The three factors that will determine the depth of tooth reduction on the facial aspect of the tooth are:
- The degree of change in color or saturation of color desired
- The degree of change in value/brightness desired
- The degree of relative translucency vs. opacity required to achieve the desired outcome
The greater the changes in color, saturation of color and value, and the higher the opacity required to mask the underlying tooth structure, the greater the depth of tooth reduction/preparation required.
#3 Labial Aspect of Tooth Morphology and Position

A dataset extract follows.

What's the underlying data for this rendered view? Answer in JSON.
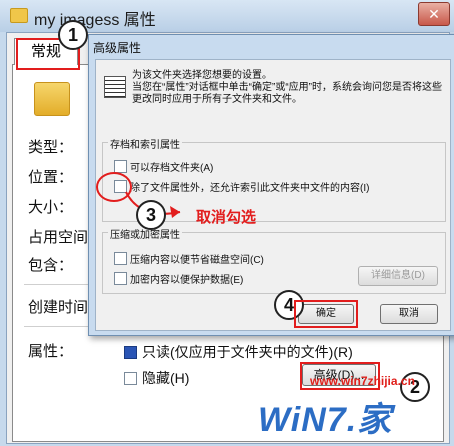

The labial aspect of tooth morphology pertains to the tooth size, shape, contour and surface topography. The tooth shape can be classified as triangular, ovoid or square. The tooth contour is concave, flat or convex. The surface topography can be smooth, undulating or rough.
All of these attributes can be altered by reductive or additive restorative techniques. Improvements in tooth position or rotation will also affect the extent and depth of tooth preparation. If a tooth is significantly rotated and the desired outcome is to achieve proper alignment, if the tooth is positioned within the arch too far labially or palatally, or if it is proclined or retroclined, more tooth structure will need to be reduced in additional areas of the tooth’s surface to allow the problems to be corrected.
#4 Interdental Issues
Six interdental issues can influence preparation design. They are:
- Existing restoration
- Fracture (Click here for more on traumatic fractures.)
- Morphology change
- Soft tissue influence
All of these problems require a solution that moves the preparation finish line palatal/lingual to the interproximal contact. The more significant the problem, the farther it is positioned palatally/lingually.
Extending the preparation through the interproximal to position the finish line on enamel is essential if there is decay, previously restored areas, or fractures. If there is discoloration interdentally that requires masking with a restorative material, the finish line is moved palatally/lingually. If there are significant morphology changes in tooth form because of its shape, rotation or position, or if there is a need to close open interdental spaces such as diastemas or gingival embrasures, the preparation finish line must be positioned more palatally/lingually. The finish line movement is farther palatally/lingually relative to the interdental contact and depends on how large the space is, or how significant the morphology change.
The goal is to create a smooth transition from the palatal/lingual aspect of the tooth to restoration with convex shapes, avoiding concavities at the finish line.
#5 Palatal/Lingual Morphology
Loss of tooth structure on the palatal aspect of maxillary anterior teeth can be caused by attrition (wear with the opposing teeth) and erosion from acid. In addition, the palatal aspect of the maxillary anterior teeth may be changed in order to alter the functional angle of disclusion (anterior guidance). Positional changes of the incisal edge to solve specific problems such as significant rotational issues or the tooth being in a proclined or retroclined position will also influence changes in the palatal/lingual morphology. Other reasons to include the palatal/lingual aspect in the preparation design are decay, existing restorations, if there is a fractured tooth structure, or if the opposing tooth contacts the preparation finish line. Generally, you want to avoid tooth contacts on the margin of the restoration.
In order to finalize the design of an outcome-based preparation, it is imperative that you complete a thorough evaluation of the five dimensions. While generally there are multiple problems that influence preparation design, Part II of this series will focus on cases where the patient presents with a problem that involves only one dimension.
Bob Winter, D.D.S., Spear Faculty and Contributing Author